### Dataset excerpts
-------

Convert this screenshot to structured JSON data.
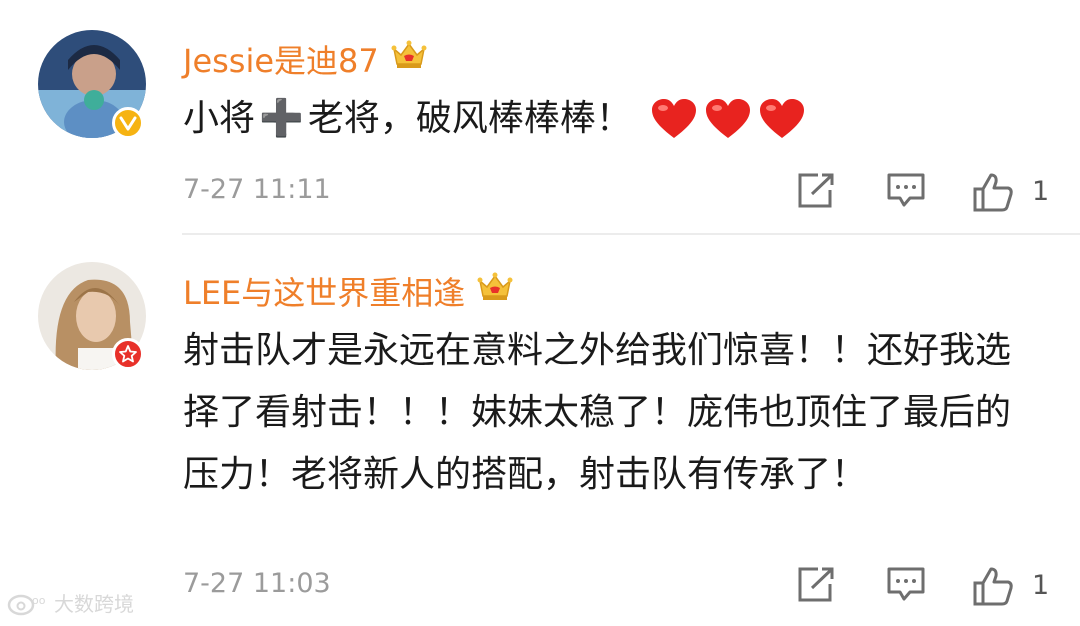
{
  "comments": [
    {
      "username": "Jessie是迪87",
      "text_main": "小将",
      "text_plus": "➕",
      "text_rest": "老将，破风棒棒棒！",
      "timestamp": "7-27 11:11",
      "like_count": "1",
      "badge": "verified-v"
    },
    {
      "username": "LEE与这世界重相逢",
      "text": "射击队才是永远在意料之外给我们惊喜！！还好我选择了看射击！！！妹妹太稳了！庞伟也顶住了最后的压力！老将新人的搭配，射击队有传承了！",
      "timestamp": "7-27 11:03",
      "like_count": "1",
      "badge": "star"
    }
  ],
  "watermark": {
    "text": "大数跨境"
  },
  "colors": {
    "username": "#ef7f2a",
    "text": "#1a1a1a",
    "meta": "#9b9b9b",
    "heart": "#e8231f"
  }
}
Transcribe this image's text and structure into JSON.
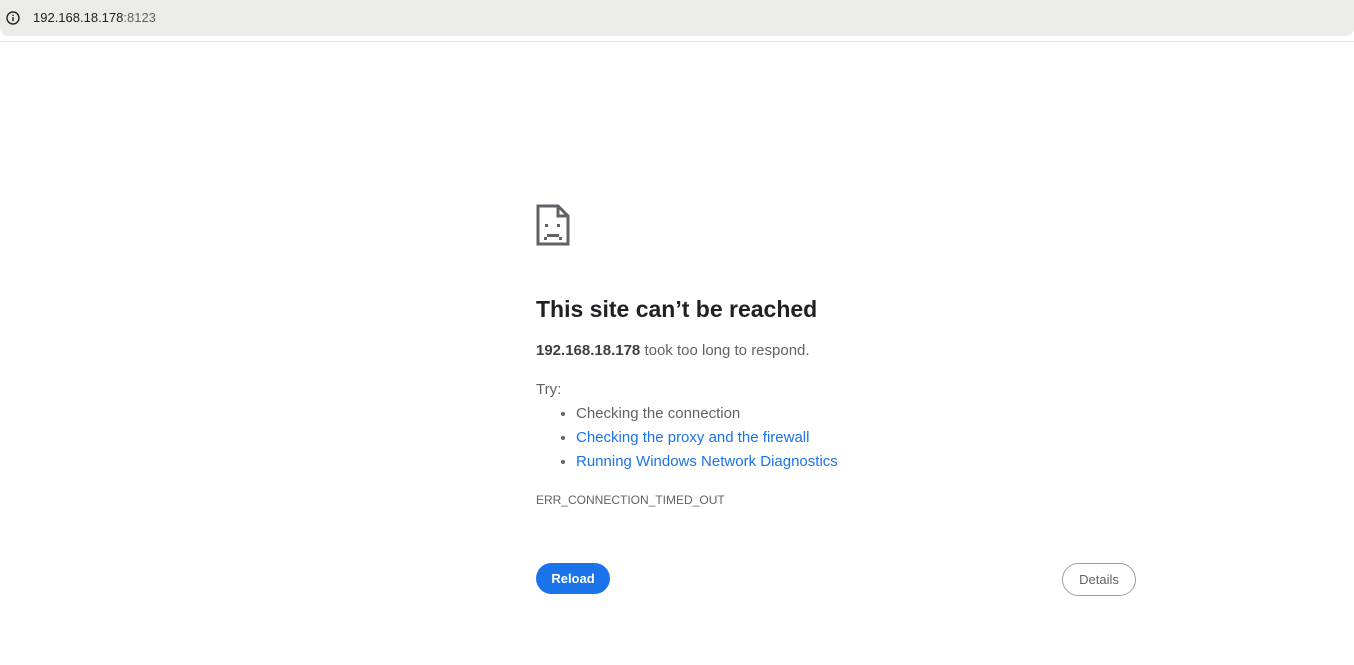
{
  "address_bar": {
    "host": "192.168.18.178",
    "port": ":8123",
    "info_icon": "info-icon"
  },
  "error": {
    "icon": "sad-page-icon",
    "title": "This site can’t be reached",
    "summary_host": "192.168.18.178",
    "summary_text": " took too long to respond.",
    "try_label": "Try:",
    "suggestions": [
      "Checking the connection",
      "Checking the proxy and the firewall",
      "Running Windows Network Diagnostics"
    ],
    "code": "ERR_CONNECTION_TIMED_OUT"
  },
  "buttons": {
    "reload_label": "Reload",
    "details_label": "Details"
  },
  "colors": {
    "accent": "#1a73e8",
    "text_primary": "#202124",
    "text_secondary": "#5f6368",
    "address_bar_bg": "#ebebe7"
  }
}
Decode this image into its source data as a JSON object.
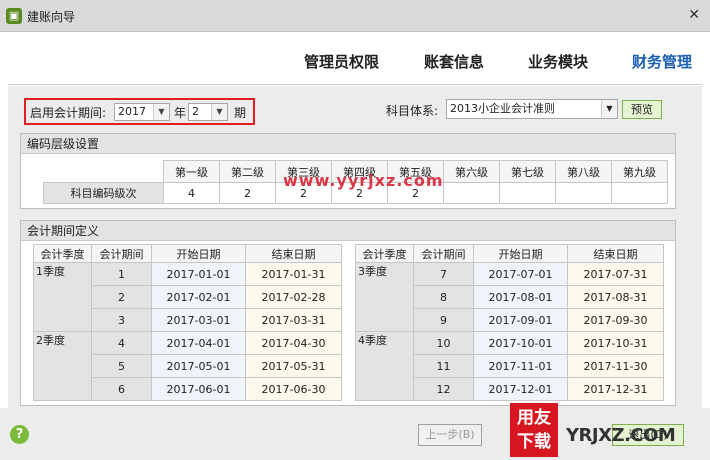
{
  "window": {
    "title": "建账向导",
    "close_glyph": "✕"
  },
  "steps": [
    {
      "label": "管理员权限"
    },
    {
      "label": "账套信息"
    },
    {
      "label": "业务模块"
    },
    {
      "label": "财务管理",
      "active": true
    }
  ],
  "period": {
    "label": "启用会计期间:",
    "year": "2017",
    "year_unit": "年",
    "month": "2",
    "month_unit": "期"
  },
  "subject_system": {
    "label": "科目体系:",
    "value": "2013小企业会计准则",
    "preview_label": "预览"
  },
  "code_levels": {
    "title": "编码层级设置",
    "headers": [
      "第一级",
      "第二级",
      "第三级",
      "第四级",
      "第五级",
      "第六级",
      "第七级",
      "第八级",
      "第九级"
    ],
    "row_label": "科目编码级次",
    "values": [
      "4",
      "2",
      "2",
      "2",
      "2",
      "",
      "",
      "",
      ""
    ]
  },
  "periods": {
    "title": "会计期间定义",
    "headers": [
      "会计季度",
      "会计期间",
      "开始日期",
      "结束日期"
    ],
    "left": [
      {
        "quarter": "1季度",
        "rows": [
          {
            "n": "1",
            "start": "2017-01-01",
            "end": "2017-01-31"
          },
          {
            "n": "2",
            "start": "2017-02-01",
            "end": "2017-02-28"
          },
          {
            "n": "3",
            "start": "2017-03-01",
            "end": "2017-03-31"
          }
        ]
      },
      {
        "quarter": "2季度",
        "rows": [
          {
            "n": "4",
            "start": "2017-04-01",
            "end": "2017-04-30"
          },
          {
            "n": "5",
            "start": "2017-05-01",
            "end": "2017-05-31"
          },
          {
            "n": "6",
            "start": "2017-06-01",
            "end": "2017-06-30"
          }
        ]
      }
    ],
    "right": [
      {
        "quarter": "3季度",
        "rows": [
          {
            "n": "7",
            "start": "2017-07-01",
            "end": "2017-07-31"
          },
          {
            "n": "8",
            "start": "2017-08-01",
            "end": "2017-08-31"
          },
          {
            "n": "9",
            "start": "2017-09-01",
            "end": "2017-09-30"
          }
        ]
      },
      {
        "quarter": "4季度",
        "rows": [
          {
            "n": "10",
            "start": "2017-10-01",
            "end": "2017-10-31"
          },
          {
            "n": "11",
            "start": "2017-11-01",
            "end": "2017-11-30"
          },
          {
            "n": "12",
            "start": "2017-12-01",
            "end": "2017-12-31"
          }
        ]
      }
    ]
  },
  "footer": {
    "help": "?",
    "prev_label": "上一步(B)",
    "finish_label": "退出(Q)"
  },
  "watermark": {
    "text": "www.yyrjxz.com",
    "badge_top": "用友",
    "badge_bottom": "下载",
    "logo": "YRJXZ.COM"
  }
}
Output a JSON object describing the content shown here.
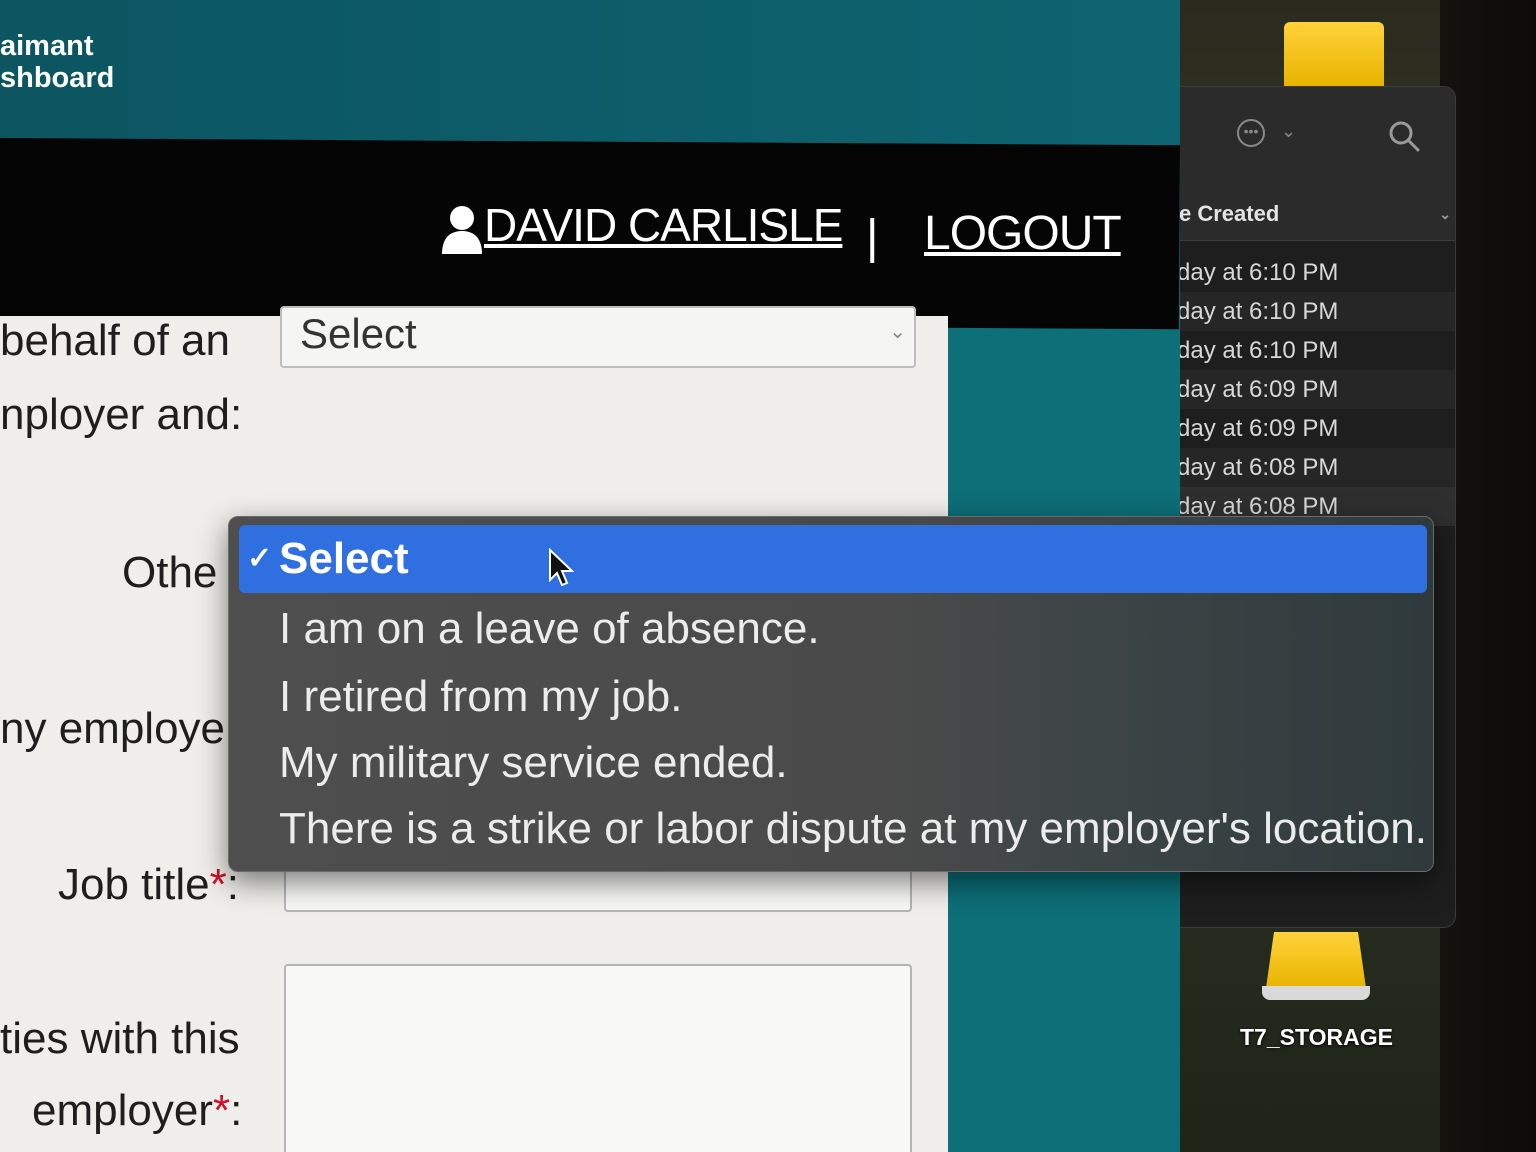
{
  "app": {
    "brand_line1": "aimant",
    "brand_line2": "shboard"
  },
  "nav": {
    "user_name": "DAVID CARLISLE",
    "separator": "|",
    "logout": "LOGOUT"
  },
  "form": {
    "label_behalf": "behalf of an",
    "label_employer_and": "nployer and:",
    "select_value": "Select",
    "label_other": "Othe",
    "label_my_employer": "ny employe",
    "label_job_title": "Job title",
    "label_job_title_colon": ":",
    "label_duties": "ties with this",
    "label_employer": "employer",
    "label_employer_colon": ":",
    "required_mark": "*"
  },
  "dropdown": {
    "selected_check": "✓",
    "options": [
      "Select",
      "I am on a leave of absence.",
      "I retired from my job.",
      "My military service ended.",
      "There is a strike or labor dispute at my employer's location."
    ]
  },
  "finder": {
    "column_header": "e Created",
    "rows": [
      "day at 6:10 PM",
      "day at 6:10 PM",
      "day at 6:10 PM",
      "day at 6:09 PM",
      "day at 6:09 PM",
      "day at 6:08 PM",
      "day at 6:08 PM"
    ]
  },
  "desktop": {
    "drive_label": "T7_STORAGE"
  },
  "colors": {
    "page_teal": "#0d6f78",
    "nav_black": "#050505",
    "selection_blue": "#2f6fe0",
    "required_red": "#d0102a"
  }
}
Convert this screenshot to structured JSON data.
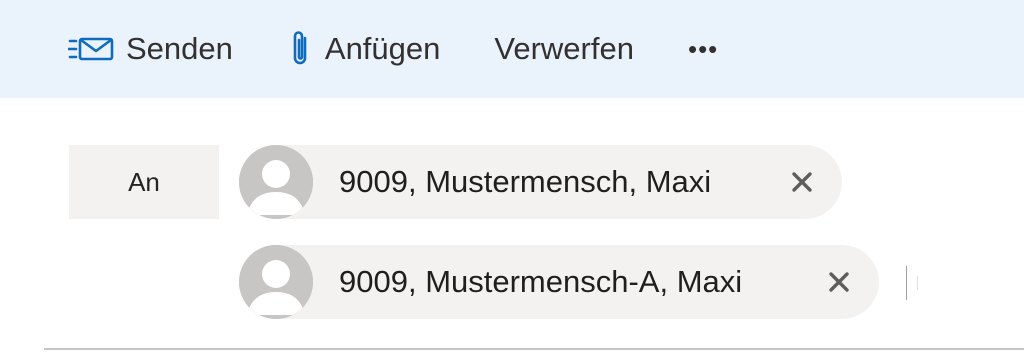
{
  "toolbar": {
    "send_label": "Senden",
    "send_icon": "send-mail-icon",
    "attach_label": "Anfügen",
    "attach_icon": "paperclip-icon",
    "discard_label": "Verwerfen",
    "more_label": "•••",
    "accent_color": "#0f6cbd",
    "background_color": "#eaf2fb"
  },
  "recipients": {
    "to_label": "An",
    "chips": [
      {
        "name": "9009, Mustermensch, Maxi",
        "avatar_icon": "person-avatar-icon",
        "remove_icon": "close-icon"
      },
      {
        "name": "9009, Mustermensch-A, Maxi",
        "avatar_icon": "person-avatar-icon",
        "remove_icon": "close-icon"
      }
    ]
  }
}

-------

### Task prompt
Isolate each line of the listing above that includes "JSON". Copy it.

### Expected answer
Convert this screenshot to structured JSON data.
Transcribe this image's text and structure into JSON.
Decode this image into its source data as a JSON object.
Output a JSON object describing the content shown here.
Convert this screenshot to structured JSON data.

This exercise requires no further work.